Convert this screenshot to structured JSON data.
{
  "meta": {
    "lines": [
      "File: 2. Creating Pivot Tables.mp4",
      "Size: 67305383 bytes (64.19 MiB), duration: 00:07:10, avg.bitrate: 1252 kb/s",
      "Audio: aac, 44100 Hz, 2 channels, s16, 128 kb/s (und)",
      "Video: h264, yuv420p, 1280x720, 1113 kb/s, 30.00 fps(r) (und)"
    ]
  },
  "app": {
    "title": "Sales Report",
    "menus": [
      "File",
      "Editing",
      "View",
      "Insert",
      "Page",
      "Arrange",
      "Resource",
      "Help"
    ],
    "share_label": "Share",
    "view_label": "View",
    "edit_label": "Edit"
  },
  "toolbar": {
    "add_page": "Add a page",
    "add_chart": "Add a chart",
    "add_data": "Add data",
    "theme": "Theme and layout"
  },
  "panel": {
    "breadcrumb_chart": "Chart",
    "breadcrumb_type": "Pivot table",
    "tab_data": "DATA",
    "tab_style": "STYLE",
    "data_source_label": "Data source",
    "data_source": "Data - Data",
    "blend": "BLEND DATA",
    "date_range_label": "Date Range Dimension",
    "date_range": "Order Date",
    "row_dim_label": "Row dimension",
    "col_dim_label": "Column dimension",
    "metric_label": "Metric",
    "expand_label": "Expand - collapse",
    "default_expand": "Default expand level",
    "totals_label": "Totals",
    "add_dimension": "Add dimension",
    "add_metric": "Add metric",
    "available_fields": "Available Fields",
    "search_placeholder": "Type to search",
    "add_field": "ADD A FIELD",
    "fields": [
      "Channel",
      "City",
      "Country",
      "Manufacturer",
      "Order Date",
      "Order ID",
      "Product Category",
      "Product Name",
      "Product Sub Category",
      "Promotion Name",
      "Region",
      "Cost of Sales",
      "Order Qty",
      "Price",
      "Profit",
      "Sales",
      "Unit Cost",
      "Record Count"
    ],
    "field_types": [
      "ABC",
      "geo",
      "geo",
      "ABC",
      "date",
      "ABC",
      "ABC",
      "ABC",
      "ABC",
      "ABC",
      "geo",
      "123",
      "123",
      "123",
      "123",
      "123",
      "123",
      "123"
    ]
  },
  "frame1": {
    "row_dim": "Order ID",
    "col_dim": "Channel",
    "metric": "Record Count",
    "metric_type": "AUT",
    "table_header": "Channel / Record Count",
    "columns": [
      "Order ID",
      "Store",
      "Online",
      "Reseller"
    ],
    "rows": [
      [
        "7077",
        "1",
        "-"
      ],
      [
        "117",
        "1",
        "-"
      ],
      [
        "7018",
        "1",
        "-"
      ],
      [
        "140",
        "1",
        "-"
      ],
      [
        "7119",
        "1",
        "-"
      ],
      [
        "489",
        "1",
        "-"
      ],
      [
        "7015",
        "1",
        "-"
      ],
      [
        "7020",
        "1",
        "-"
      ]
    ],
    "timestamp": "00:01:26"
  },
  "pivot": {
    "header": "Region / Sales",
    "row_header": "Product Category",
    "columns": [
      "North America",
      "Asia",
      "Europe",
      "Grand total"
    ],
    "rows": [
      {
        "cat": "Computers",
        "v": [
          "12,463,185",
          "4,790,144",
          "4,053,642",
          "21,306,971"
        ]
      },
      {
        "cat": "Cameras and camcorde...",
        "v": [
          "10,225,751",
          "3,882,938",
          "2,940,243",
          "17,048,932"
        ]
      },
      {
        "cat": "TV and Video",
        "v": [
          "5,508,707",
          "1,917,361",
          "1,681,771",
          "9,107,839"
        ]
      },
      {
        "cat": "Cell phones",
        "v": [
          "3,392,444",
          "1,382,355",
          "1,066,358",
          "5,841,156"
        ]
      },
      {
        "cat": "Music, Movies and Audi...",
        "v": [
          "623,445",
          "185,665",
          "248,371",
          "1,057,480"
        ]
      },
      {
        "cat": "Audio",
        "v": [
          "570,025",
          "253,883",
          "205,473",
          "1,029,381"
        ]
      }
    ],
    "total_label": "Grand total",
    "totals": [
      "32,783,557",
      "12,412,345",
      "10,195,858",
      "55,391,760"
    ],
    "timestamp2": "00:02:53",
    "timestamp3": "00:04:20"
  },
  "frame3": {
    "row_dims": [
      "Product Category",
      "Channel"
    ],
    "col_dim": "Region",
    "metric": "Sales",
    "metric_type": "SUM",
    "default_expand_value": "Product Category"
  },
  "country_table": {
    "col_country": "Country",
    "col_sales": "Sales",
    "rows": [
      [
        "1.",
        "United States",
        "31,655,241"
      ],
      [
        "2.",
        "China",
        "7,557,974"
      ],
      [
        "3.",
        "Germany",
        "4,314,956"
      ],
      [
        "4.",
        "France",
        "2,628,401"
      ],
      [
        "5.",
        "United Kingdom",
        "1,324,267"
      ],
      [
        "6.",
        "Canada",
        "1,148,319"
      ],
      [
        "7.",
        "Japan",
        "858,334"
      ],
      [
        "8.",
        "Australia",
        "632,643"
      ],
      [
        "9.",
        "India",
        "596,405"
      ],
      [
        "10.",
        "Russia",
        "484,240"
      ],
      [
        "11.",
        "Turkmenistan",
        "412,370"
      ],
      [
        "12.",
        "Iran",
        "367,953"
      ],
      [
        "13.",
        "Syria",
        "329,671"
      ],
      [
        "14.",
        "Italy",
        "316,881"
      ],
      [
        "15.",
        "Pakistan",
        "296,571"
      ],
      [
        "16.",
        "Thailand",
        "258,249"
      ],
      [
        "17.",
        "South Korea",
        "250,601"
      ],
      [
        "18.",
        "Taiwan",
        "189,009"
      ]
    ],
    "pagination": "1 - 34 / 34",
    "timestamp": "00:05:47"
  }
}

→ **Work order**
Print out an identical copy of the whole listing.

→ **Exercise result**
Convert this screenshot to structured JSON data.
{
  "meta": {
    "lines": [
      "File: 2. Creating Pivot Tables.mp4",
      "Size: 67305383 bytes (64.19 MiB), duration: 00:07:10, avg.bitrate: 1252 kb/s",
      "Audio: aac, 44100 Hz, 2 channels, s16, 128 kb/s (und)",
      "Video: h264, yuv420p, 1280x720, 1113 kb/s, 30.00 fps(r) (und)"
    ]
  },
  "app": {
    "title": "Sales Report",
    "menus": [
      "File",
      "Editing",
      "View",
      "Insert",
      "Page",
      "Arrange",
      "Resource",
      "Help"
    ],
    "share_label": "Share",
    "view_label": "View",
    "edit_label": "Edit"
  },
  "toolbar": {
    "add_page": "Add a page",
    "add_chart": "Add a chart",
    "add_data": "Add data",
    "theme": "Theme and layout"
  },
  "panel": {
    "breadcrumb_chart": "Chart",
    "breadcrumb_type": "Pivot table",
    "tab_data": "DATA",
    "tab_style": "STYLE",
    "data_source_label": "Data source",
    "data_source": "Data - Data",
    "blend": "BLEND DATA",
    "date_range_label": "Date Range Dimension",
    "date_range": "Order Date",
    "row_dim_label": "Row dimension",
    "col_dim_label": "Column dimension",
    "metric_label": "Metric",
    "expand_label": "Expand - collapse",
    "default_expand": "Default expand level",
    "totals_label": "Totals",
    "add_dimension": "Add dimension",
    "add_metric": "Add metric",
    "available_fields": "Available Fields",
    "search_placeholder": "Type to search",
    "add_field": "ADD A FIELD",
    "fields": [
      "Channel",
      "City",
      "Country",
      "Manufacturer",
      "Order Date",
      "Order ID",
      "Product Category",
      "Product Name",
      "Product Sub Category",
      "Promotion Name",
      "Region",
      "Cost of Sales",
      "Order Qty",
      "Price",
      "Profit",
      "Sales",
      "Unit Cost",
      "Record Count"
    ],
    "field_types": [
      "ABC",
      "geo",
      "geo",
      "ABC",
      "date",
      "ABC",
      "ABC",
      "ABC",
      "ABC",
      "ABC",
      "geo",
      "123",
      "123",
      "123",
      "123",
      "123",
      "123",
      "123"
    ]
  },
  "frame1": {
    "row_dim": "Order ID",
    "col_dim": "Channel",
    "metric": "Record Count",
    "metric_type": "AUT",
    "table_header": "Channel / Record Count",
    "columns": [
      "Order ID",
      "Store",
      "Online",
      "Reseller"
    ],
    "rows": [
      [
        "7077",
        "1",
        "-"
      ],
      [
        "117",
        "1",
        "-"
      ],
      [
        "7018",
        "1",
        "-"
      ],
      [
        "140",
        "1",
        "-"
      ],
      [
        "7119",
        "1",
        "-"
      ],
      [
        "489",
        "1",
        "-"
      ],
      [
        "7015",
        "1",
        "-"
      ],
      [
        "7020",
        "1",
        "-"
      ]
    ],
    "timestamp": "00:01:26"
  },
  "pivot": {
    "header": "Region / Sales",
    "row_header": "Product Category",
    "columns": [
      "North America",
      "Asia",
      "Europe",
      "Grand total"
    ],
    "rows": [
      {
        "cat": "Computers",
        "v": [
          "12,463,185",
          "4,790,144",
          "4,053,642",
          "21,306,971"
        ]
      },
      {
        "cat": "Cameras and camcorde...",
        "v": [
          "10,225,751",
          "3,882,938",
          "2,940,243",
          "17,048,932"
        ]
      },
      {
        "cat": "TV and Video",
        "v": [
          "5,508,707",
          "1,917,361",
          "1,681,771",
          "9,107,839"
        ]
      },
      {
        "cat": "Cell phones",
        "v": [
          "3,392,444",
          "1,382,355",
          "1,066,358",
          "5,841,156"
        ]
      },
      {
        "cat": "Music, Movies and Audi...",
        "v": [
          "623,445",
          "185,665",
          "248,371",
          "1,057,480"
        ]
      },
      {
        "cat": "Audio",
        "v": [
          "570,025",
          "253,883",
          "205,473",
          "1,029,381"
        ]
      }
    ],
    "total_label": "Grand total",
    "totals": [
      "32,783,557",
      "12,412,345",
      "10,195,858",
      "55,391,760"
    ],
    "timestamp2": "00:02:53",
    "timestamp3": "00:04:20"
  },
  "frame3": {
    "row_dims": [
      "Product Category",
      "Channel"
    ],
    "col_dim": "Region",
    "metric": "Sales",
    "metric_type": "SUM",
    "default_expand_value": "Product Category"
  },
  "country_table": {
    "col_country": "Country",
    "col_sales": "Sales",
    "rows": [
      [
        "1.",
        "United States",
        "31,655,241"
      ],
      [
        "2.",
        "China",
        "7,557,974"
      ],
      [
        "3.",
        "Germany",
        "4,314,956"
      ],
      [
        "4.",
        "France",
        "2,628,401"
      ],
      [
        "5.",
        "United Kingdom",
        "1,324,267"
      ],
      [
        "6.",
        "Canada",
        "1,148,319"
      ],
      [
        "7.",
        "Japan",
        "858,334"
      ],
      [
        "8.",
        "Australia",
        "632,643"
      ],
      [
        "9.",
        "India",
        "596,405"
      ],
      [
        "10.",
        "Russia",
        "484,240"
      ],
      [
        "11.",
        "Turkmenistan",
        "412,370"
      ],
      [
        "12.",
        "Iran",
        "367,953"
      ],
      [
        "13.",
        "Syria",
        "329,671"
      ],
      [
        "14.",
        "Italy",
        "316,881"
      ],
      [
        "15.",
        "Pakistan",
        "296,571"
      ],
      [
        "16.",
        "Thailand",
        "258,249"
      ],
      [
        "17.",
        "South Korea",
        "250,601"
      ],
      [
        "18.",
        "Taiwan",
        "189,009"
      ]
    ],
    "pagination": "1 - 34 / 34",
    "timestamp": "00:05:47"
  }
}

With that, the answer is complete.